Illegally downloading creative content online is all too easy. Unlike stealing a physical product from a store, there’s no need to stealthily conceal the merchandise, avoid security guards, or worry about magnetic security tags.
On the 15th anniversary of the worst domestic terrorist attack in history—September 11—a college student’s memorial flag display was destroyed three times.
We owe to John Locke and those other thinkers complementary to his political philosophy of man, society and government all the freedom and prosperity that mankind has known and enjoyed over the last 300 years, beginning in Europe and North America and then spreading imperfectly to other parts of the world.
An open letter sent to Congress about the Venue Act, which is another attempt to deny the rights of inventors.
An important aspect of the freedom to exercise reason is the freedom of speech: the liberty to express opinions and to persuade others, whether to advertise one’s products, to raise capital, to contract suppliers, or to recruit employees. Taking this freedom away also severely undermines companies’ ability to create material values.

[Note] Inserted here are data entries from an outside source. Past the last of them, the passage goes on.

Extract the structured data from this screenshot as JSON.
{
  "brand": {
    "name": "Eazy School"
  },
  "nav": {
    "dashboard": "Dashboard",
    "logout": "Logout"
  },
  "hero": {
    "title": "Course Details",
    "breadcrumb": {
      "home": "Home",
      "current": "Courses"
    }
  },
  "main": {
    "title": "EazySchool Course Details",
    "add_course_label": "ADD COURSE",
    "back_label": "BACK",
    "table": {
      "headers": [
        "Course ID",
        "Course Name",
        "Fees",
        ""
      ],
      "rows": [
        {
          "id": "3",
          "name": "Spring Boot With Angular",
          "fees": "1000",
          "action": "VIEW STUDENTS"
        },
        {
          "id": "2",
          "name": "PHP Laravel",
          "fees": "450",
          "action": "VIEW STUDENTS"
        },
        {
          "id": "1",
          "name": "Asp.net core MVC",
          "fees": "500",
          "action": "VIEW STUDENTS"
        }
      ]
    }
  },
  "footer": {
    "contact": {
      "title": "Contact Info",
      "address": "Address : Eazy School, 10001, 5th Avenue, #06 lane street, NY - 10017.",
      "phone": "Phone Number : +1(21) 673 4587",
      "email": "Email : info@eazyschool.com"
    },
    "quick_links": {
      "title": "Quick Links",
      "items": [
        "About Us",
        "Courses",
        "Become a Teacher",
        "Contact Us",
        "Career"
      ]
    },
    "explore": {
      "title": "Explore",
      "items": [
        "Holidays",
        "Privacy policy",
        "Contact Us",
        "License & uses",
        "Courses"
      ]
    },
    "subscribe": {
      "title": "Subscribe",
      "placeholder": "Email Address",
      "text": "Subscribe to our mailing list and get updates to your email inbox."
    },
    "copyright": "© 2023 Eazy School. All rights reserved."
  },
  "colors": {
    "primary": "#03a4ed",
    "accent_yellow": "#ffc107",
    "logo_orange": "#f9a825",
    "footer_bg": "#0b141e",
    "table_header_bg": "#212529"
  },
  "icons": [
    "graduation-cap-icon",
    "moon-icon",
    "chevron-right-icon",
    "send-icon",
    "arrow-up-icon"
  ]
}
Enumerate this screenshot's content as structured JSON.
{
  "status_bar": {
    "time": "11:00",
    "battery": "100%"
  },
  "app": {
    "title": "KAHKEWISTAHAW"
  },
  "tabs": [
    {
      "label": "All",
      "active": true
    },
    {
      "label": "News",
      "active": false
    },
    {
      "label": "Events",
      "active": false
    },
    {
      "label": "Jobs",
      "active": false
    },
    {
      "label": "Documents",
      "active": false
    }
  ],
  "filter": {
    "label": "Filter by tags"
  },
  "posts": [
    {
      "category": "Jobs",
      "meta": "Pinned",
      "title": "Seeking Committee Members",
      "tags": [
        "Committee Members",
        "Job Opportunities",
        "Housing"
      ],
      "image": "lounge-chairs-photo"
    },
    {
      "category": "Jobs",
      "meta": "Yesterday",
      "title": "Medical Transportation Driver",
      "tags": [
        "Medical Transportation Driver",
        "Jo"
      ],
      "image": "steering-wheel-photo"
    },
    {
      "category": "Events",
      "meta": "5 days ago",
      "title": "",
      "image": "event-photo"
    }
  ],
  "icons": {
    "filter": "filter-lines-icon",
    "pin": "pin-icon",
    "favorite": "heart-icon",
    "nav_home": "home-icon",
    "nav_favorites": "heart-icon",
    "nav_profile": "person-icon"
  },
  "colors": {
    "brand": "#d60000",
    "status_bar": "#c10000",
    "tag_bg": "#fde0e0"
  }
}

In Germany, it appears that all you need to do to land in jail is be accused by a judge of having a “clear right-wing background.” Has Germany learned nothing from its prior experiences with fascism?
While it is too late to prevent the damage in Fort McMurray now, the solution to minimizing losses from fires in the future is to sell the government forests and let private owners manage them for long-term profitability—by protecting their own property and respecting the property rights of others (through good property management to reduce the fire hazard).
When free speech is gone, all of freedom is gone.